For example, Rep. Schiff seems especially anxious to block notice requirements that would mean that ordinary people found out whether their communications were being swept up in PATRIOT Act Section 215 surveillance programs. The natural deduction, as Marcy Wheeler puts it in her analysis, is that “DOJ has something to hide”; that, despite the suspension of the Call Detail Records program (the current incarnation of the call metadata program revealed by Edward Snowden), there is still something happening under Section 215 that would require notification to many more Americans than we might expect, that the government is surveilling their communications or business records.

Sen. Ron Wyden (D-OR), a longtime proponent of surveillance reform, noted in a press release yesterday that the bill as it stands doesn’t “prohibit the government from digitally tracking Americans through their web browsing and internet search history without a warrant”, and “fails to clarify that the government cannot collect information like communications records and geo-location information outside the FISA process and beyond any judicial or congressional oversight.”

Basically, every protection in the bill has some sort of broadly worded exception for “national security” or if Attorney-General Bill Barr signs off on it. It’s hard to see this as any sort of progress for surveillance reform.

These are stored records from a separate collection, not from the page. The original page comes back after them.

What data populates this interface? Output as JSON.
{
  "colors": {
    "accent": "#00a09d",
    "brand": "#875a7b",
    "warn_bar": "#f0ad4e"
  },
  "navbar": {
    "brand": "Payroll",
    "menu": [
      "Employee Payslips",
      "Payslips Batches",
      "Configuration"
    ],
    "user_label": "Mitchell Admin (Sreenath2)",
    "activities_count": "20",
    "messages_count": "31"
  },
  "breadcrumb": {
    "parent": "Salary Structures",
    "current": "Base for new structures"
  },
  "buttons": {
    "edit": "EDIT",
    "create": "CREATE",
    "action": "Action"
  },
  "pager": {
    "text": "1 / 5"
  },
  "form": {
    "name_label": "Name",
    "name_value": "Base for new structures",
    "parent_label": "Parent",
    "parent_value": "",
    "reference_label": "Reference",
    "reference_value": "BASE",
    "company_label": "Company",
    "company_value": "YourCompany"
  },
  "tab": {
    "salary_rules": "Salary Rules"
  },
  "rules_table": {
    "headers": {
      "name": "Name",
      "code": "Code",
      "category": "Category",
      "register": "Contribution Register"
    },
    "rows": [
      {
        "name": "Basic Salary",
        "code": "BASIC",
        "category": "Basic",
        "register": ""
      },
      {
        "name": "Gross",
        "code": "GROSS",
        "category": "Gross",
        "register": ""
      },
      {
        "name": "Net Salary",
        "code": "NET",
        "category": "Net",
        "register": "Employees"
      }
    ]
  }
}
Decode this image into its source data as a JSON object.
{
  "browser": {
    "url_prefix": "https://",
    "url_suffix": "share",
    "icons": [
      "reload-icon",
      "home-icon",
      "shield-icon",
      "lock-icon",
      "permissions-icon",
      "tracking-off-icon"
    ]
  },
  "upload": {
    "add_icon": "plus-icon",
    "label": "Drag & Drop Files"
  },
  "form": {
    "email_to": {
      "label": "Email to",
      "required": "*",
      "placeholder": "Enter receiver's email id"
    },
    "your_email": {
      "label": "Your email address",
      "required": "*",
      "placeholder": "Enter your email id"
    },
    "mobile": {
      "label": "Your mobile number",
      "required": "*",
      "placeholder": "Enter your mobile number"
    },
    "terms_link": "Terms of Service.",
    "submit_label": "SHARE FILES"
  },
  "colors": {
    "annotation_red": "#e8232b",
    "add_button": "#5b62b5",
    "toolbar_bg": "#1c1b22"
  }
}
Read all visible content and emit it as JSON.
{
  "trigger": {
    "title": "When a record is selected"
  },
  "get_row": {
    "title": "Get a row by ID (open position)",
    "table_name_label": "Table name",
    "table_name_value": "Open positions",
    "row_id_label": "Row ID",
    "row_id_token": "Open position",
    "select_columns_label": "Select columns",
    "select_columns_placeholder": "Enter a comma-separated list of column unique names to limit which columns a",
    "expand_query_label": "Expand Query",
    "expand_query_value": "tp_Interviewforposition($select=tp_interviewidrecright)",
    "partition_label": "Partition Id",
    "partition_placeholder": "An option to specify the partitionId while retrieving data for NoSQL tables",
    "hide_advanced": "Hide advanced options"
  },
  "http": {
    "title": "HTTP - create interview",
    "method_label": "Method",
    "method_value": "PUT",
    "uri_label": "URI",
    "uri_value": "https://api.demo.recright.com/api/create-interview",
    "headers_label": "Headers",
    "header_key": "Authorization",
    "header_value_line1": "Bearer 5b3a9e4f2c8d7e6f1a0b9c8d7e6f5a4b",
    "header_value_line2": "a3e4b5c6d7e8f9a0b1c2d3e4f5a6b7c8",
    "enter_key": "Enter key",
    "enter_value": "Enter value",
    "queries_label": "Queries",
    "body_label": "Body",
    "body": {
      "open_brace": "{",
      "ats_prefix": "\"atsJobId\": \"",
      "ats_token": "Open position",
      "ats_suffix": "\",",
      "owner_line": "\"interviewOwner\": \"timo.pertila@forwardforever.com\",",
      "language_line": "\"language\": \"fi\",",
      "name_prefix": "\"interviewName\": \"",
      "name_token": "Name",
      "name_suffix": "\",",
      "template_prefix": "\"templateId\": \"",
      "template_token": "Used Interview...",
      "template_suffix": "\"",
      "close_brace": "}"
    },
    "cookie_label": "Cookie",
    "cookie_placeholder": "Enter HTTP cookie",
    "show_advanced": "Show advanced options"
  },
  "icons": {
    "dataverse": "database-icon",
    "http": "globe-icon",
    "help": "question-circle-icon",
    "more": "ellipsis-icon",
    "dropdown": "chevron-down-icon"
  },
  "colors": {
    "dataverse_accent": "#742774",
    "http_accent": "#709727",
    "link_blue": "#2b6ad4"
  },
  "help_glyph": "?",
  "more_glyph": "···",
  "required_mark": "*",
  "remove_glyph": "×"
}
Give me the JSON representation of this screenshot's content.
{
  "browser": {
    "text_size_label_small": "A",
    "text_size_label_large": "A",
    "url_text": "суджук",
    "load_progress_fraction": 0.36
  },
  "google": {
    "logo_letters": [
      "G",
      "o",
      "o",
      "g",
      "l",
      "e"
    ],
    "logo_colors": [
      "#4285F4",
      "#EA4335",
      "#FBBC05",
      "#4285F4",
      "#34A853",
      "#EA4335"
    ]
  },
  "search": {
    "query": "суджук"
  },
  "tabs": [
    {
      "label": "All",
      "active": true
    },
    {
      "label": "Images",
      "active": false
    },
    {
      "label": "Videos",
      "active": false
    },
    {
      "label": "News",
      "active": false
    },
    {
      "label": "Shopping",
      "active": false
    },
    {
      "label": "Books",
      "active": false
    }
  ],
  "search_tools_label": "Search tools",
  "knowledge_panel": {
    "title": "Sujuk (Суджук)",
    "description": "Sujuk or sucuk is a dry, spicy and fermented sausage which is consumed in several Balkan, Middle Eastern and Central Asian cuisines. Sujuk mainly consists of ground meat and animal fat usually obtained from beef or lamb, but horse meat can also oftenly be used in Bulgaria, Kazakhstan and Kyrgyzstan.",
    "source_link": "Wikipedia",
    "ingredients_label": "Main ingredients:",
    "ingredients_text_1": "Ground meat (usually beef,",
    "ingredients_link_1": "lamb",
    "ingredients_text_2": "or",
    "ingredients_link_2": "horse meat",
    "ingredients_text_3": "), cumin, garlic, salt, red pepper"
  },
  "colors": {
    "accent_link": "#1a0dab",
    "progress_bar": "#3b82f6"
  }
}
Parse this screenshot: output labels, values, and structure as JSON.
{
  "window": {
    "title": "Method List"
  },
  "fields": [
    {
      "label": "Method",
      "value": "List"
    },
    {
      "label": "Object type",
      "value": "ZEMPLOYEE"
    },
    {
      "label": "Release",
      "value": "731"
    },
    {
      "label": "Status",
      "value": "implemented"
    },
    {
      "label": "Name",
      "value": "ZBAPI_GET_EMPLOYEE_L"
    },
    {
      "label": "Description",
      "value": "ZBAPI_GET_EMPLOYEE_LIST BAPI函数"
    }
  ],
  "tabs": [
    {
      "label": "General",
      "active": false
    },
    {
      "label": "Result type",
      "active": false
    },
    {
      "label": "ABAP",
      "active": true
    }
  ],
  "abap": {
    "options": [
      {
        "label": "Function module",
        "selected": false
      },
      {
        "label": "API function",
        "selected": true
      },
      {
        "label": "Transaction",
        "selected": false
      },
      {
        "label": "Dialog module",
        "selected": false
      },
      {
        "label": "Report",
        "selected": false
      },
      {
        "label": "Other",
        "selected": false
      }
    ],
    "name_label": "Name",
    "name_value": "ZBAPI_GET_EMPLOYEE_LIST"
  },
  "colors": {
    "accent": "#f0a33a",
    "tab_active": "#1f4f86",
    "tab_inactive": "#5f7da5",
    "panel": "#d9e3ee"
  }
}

Restore The Fourth opposes this bill and this process, and recommends the adoption of the far superior Safeguarding Americans’ Private Records Act, introduced in January.

Shooting as She Drove Away: RT4 Files Amicus Brief in Torres v. Madrid

Stock Photo from Marco Verch on Flickr

In 2014, two New Mexico state police officers were on their way to serve an arrest warrant at an apartment building when they saw Roxanne Torres—not the person they were serving it to—outside her vehicle and approached her. Here’s what happened next, per Ballotpedia:

The officers approached Torres’ vehicle; Torres entered her vehicle, perceived the officers to be carjackers, and drove the car forward. The officers shot her twice. Torres drove from the scene and was treated at a hospital for her injuries. Torres was arrested and pleaded no contest to three crimes related to the event. Torres filed a complaint against the officers in federal district court claiming excessive force. The district court ruled that the officers were entitled to qualified immunity and that there had been no seizure since Torres left the scene. The Tenth Circuit affirmed the district court’s ruling. Torres filed an appeal with the Supreme Court.

Defending the act of shooting at someone fleeing from them–who did not know they were police and they were not even there to arrest–as a rightful attempt at “seizure”–brings this case under our purview.

Last month, Restore the 4th officially filed an amicus brief for the Supreme Court in this case, Torres v. Madrid (19-292).

We recommend reading the brief in full, but it comes down to debunking the bizarre argument that a police officer shooting at someone does not constitute an attempt to arrest them–and is in fact a less serious act–even if they’re running away.

The premise that physically attempting to detain someone constitutes an attempt to arrest them, and therefore is limited by all the related rules and protections (including those laid down by the Fourth Amendment) is a core legal precedent that it would be dangerous to disrupt. That is in addition to the injustice it would be for Ms. Torres.

We hope the Supreme Court makes the right ruling.

Stay updated on the fight for the Fourth Amendment. Follow us on Twitter @Restore_the4th.